“It’s not an accident you see (Renaissance I in Pittsburgh) ramp up in ’46,” Przybylek said. “During the war, there was a sense that if we work together, we can do this. Coming out of the war, there was still this belief that with the right effort, the right people, the right decisions, we can do anything.”
Pittsburgh’s public officials turned to addressing pollution and flooding, improving transportation and diversifying the city’s economy, historians said.
Smoke from heavy industry became an immediate target. New Mayor David Lawrence and banker Richard King Mellon led efforts to lower emissions, including the enforcement of smoke-control legislation passed in 1941 but abandoned during the war effort.
The city began buying riverfront property, then dominated by industry, with an eye on developing parks and cleaning up waterways.
The transformative period of Renaissance I lasted until 1973 and laid the groundwork for Pittsburgh’s current transformation, officials said.
“You have people in places like Detroit today saying, ‘How’d they do it?’” Przybylek said. “It started back then.”
Martin added: “A lot of Americans looked at World War II as a triumph of planning. They believed after the war that they could marry social science and government in such ways that they could solve problems that had plagued humankind for centuries. It was a real period of optimism.”

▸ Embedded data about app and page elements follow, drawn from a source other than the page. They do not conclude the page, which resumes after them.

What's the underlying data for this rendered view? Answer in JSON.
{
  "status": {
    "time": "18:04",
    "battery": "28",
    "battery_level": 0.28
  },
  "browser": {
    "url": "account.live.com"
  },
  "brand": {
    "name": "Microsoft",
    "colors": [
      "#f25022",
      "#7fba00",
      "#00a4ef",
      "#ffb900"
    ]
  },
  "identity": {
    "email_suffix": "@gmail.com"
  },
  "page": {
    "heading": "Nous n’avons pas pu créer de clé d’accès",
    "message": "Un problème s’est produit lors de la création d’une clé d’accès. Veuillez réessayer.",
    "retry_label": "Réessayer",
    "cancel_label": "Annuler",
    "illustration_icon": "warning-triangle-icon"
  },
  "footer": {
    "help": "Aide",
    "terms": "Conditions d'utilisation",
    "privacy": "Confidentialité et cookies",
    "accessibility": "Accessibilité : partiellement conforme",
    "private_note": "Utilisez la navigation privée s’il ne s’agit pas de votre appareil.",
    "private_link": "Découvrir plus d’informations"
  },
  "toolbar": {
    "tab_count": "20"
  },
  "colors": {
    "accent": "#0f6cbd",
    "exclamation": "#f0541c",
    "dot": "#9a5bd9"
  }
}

Before such optimism could set in, though, many Pittsburghers endured long periods of uncertainty.
Rosella Billetdeaux recalled her mixed feelings when the war ended. She felt exhilaration as she followed other revelers into the streets of Pittsburgh. She watched as strangers shouted and wept and sang.
But she worried. She had not heard lately from her husband, who left his job at Dravo to fight overseas.
“I prayed a lot,” said Billetdeaux, 94, who lives at the Retirement Village at St. Barnabas in Richland. “And I wrote him every day.”
Bryce Billetdeaux, 95, was in Okinawa, Japan, when the war ended.
“I never quit thinking about her,” he said of his wife. “I had a trick: She wrote me every day, but the letters didn’t come every day. If I got five, I’d open one a day so I had another for the next day. That kept me sane.”
When the Japanese surrendered, Billetdeaux recalled, he and others in his unit spent the night hiding under a truck “because every anti-aircraft artillery on the island started shooting in celebration. I was more scared that night than I ever was in the war!”
In 2013, officials dedicated the Southwestern Pennsylvania World War II Memorial on Pittsburgh’s North Shore after veterans lobbied more than 13 years for a memorial.
Western Pennsylvanians still remember, 70 years later.
“When I go to the store and I wear my World War II veteran hat, I still get pats on the back,” Henry Olszewski said. “They say congratulations and shake my hand. I like that.”
Chris Togneri is a staff writer for Trib Total Media. Reach him at 412-380-5632 or email@example.com.